Fighting for Public Enjoyment, Wildlife at Point Reyes National Seashore

14th of Jan 2022

Advocates for the West recently filed a lawsuit challenging the controversial National Park Service management plan for expanding private agriculture at California’s Point Reyes National Seashore, one of a handful of national parks that permits cattle grazing. 

The Park Service plan paves the way for 20-year leases for beef and dairy ranchers in the park, enshrining and expanding commercial ranching on public lands at the expense of native wildlife and natural habitats. The plan would also allow harmful water pollution to continue, and permit the agency to kill native tule elk — a unique subspecies found in no other national park — that ranchers say interfere with cattle operations.

For decades, the Park Service has leased about 28,000 acres of public lands within the Point Reyes National Seashore and the Golden Gate National Recreation Area for beef and dairy ranching, despite significant conflicts with natural resources, wildlife, and public recreation. Ranching has led to overgrazing, soil erosion, degraded water quality, damaged vegetation and endangered species habitats, increased levels of invasive weeds, and suppressed wildlife populations in these parks. Ranching consumes millions of gallons of water each year — on an increasingly drought-prone coastal landscape — and generates harmful levels of water pollution

“The Park Service is unlawfully prioritizing the commercial needs of ranchers over the natural environment and the public’s use and enjoyment of these majestic public lands,” said Lizzy Potter, Staff Attorney at Advocates for the West, which is representing the plaintiffs in the lawsuit. “The Park Service decided that ranching should continue in perpetuity without fully disclosing its plans or the resulting environmental consequences.” 

“This plan is a giveaway to the cattle industry,” said Deborah Moskowitz, President of the Resource Renewal Institute. “It perpetuates decades of negligence by the very agency charged with protecting this national treasure. The Trump administration fast-tracked the plan without regard for the climate crisis or the hundred rare, threatened and endangered species that depend on this national park. One-third of the national seashore is fenced off from public use.”


Advocates for the West filed the recent lawsuit on behalf of the Resource Renewal Institute, Center for Biological Diversity and Western Watersheds Project. These four conservation groups first sued the Park Service in 2016 for failing to update its antiquated General Management Plan and perpetuating commercial ranching in the park without adequate environmental review and public comment.

The 2016 lawsuit succeeded in requiring the Park Service to produce the first-ever Environmental Impact Statement for Point Reyes ranching.
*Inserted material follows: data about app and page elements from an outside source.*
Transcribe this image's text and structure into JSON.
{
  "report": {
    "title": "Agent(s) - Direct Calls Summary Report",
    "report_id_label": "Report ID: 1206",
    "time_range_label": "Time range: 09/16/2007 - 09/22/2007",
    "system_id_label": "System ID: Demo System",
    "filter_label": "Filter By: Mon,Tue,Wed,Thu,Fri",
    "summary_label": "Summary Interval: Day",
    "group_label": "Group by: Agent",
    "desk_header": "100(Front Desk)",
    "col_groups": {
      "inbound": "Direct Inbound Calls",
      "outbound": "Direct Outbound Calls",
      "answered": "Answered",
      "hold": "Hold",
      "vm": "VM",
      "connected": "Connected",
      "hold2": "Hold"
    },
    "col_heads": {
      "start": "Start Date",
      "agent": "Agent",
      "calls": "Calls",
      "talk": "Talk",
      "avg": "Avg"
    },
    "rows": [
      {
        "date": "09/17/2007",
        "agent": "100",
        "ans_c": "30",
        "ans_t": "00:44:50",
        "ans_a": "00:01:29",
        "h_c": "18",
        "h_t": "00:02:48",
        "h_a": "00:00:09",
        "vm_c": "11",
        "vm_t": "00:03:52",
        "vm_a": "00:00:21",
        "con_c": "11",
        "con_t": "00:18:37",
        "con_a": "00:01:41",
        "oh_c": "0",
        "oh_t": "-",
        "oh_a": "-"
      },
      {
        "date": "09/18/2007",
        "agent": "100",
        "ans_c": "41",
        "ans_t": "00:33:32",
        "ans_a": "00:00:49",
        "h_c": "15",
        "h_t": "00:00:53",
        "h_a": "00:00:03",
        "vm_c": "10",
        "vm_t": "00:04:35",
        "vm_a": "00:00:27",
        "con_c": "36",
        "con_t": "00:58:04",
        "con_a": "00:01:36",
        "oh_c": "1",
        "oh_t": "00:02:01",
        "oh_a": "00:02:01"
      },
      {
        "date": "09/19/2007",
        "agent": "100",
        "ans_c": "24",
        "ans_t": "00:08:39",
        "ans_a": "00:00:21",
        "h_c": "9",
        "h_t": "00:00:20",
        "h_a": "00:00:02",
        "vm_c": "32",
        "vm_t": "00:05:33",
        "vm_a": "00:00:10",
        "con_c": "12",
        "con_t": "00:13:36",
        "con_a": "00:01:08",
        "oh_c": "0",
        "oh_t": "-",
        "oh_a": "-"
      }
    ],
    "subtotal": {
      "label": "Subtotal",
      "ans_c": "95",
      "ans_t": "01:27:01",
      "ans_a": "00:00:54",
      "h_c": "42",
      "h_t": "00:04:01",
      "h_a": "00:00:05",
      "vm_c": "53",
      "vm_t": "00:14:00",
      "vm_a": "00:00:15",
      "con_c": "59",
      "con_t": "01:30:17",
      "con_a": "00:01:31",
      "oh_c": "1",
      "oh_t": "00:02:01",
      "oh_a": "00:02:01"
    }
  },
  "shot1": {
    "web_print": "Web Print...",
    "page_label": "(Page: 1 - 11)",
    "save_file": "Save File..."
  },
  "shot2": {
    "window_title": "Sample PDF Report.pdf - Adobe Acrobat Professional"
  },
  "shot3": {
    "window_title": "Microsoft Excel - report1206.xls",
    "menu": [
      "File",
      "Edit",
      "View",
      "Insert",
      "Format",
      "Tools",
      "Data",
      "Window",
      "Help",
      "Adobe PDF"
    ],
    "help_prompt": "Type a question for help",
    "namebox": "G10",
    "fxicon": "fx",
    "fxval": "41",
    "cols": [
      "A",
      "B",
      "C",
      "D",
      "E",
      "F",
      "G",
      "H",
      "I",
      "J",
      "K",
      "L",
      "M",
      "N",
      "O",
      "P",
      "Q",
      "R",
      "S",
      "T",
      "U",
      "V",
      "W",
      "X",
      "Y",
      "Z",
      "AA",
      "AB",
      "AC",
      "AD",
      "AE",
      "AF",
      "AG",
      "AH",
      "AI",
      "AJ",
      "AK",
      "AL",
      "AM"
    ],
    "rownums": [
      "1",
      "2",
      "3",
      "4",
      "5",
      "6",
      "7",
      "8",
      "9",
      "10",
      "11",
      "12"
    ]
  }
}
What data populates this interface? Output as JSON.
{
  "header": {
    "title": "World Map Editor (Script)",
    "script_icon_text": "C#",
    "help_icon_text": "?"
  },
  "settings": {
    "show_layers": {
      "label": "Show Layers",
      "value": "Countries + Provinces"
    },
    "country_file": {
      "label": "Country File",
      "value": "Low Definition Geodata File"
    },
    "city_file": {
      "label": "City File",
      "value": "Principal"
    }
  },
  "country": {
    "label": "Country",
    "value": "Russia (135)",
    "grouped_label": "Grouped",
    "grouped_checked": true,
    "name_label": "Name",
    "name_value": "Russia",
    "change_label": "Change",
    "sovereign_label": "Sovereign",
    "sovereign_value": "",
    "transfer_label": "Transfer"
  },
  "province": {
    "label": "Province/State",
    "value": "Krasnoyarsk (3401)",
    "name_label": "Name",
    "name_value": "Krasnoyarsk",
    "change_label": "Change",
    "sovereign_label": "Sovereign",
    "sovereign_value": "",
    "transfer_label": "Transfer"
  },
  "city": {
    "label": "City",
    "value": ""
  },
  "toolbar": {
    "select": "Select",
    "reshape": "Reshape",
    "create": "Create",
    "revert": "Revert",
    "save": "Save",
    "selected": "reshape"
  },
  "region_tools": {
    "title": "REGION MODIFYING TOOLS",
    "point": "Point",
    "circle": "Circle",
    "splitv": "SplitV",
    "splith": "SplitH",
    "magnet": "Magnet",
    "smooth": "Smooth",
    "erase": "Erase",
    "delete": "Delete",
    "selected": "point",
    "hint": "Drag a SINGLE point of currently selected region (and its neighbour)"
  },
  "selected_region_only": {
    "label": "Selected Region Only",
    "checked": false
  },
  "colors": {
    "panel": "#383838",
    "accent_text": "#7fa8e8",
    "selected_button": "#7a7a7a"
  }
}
The Park Service adopted the plan in September 2021, ignoring tens of thousands of public comments and coalition letters from more than 100 environmental and social justice organizations representing millions of members calling on the agency to phase out ranching.

Some 91.4% of public comments submitted on the plan opposed ranching on the Point Reyes National Seashore, while only 2.3 percent approved of allowing cattle ranching to continue.

However, the Park Service’s plan expands the public lands zoned for ranching; quadruples the potential terms of existing grazing leases from five years to a maximum of 20 years; allows ranchers to pursue new commercial activities such as mobile slaughterhouses and row crop production; and provides for ranching to continue in perpetuity. The plan perpetuates overgrazing and does little to restore public lands and resources harmed by ongoing commercial cattle operations in the national park.

It also allows the Park Service to shoot native tule elk to appease ranchers and to harass elk away from leased ranch lands. It sets an arbitrary population cap of 140 elk for the Drakes Beach herd, currently estimated at 138 elk. The Park Service can also kill any free-roaming elk to prevent new herds from forming in the park.

The Park Service improperly rejected a “no ranching” alternative that would provide maximum protection for the environment — as required under the Point Reyes Act — along with reduced-ranching alternatives that would provide greater protection than the adopted plan.

The Park Service also refused to consider whether private ranching operations in the park damage Coast Miwok archeological sites. The Park Service discarded a proposal to protect those sites in 2015 and instead adopted a plan that protects “historic” ranches. The Coast Miwok Tribal Council, lineal descendants of the original inhabitants of Point Reyes, formally objected to the Point Reyes ranching and elk-killing plan.

The attorneys for the plaintiffs are Lizzy Potter, Laird Lucas, and Andrew Missel with Advocates for the West, and Michael Lozeau, of Lozeau Drury LLP.

At Issue:

The recent lawsuit, filed in U.S. Northern District Court in San Francisco, alleges multiple violations of federal law, including:

  • The Point Reyes Act, which established the National Seashore for “public recreation, benefit, and inspiration” rather than for commercial ranching;
  • The century-old Organic Act, which requires the agency to leave natural resources unimpaired for the benefit of future generations;
  • The lawsuit also alleges that the Park Service failed to take a hard look at environmental impacts as required under the National Environmental Policy Act, and failed to ensure that ranching stops contributing to violations of state water quality standards under the Clean Water Act.

Read the Complaint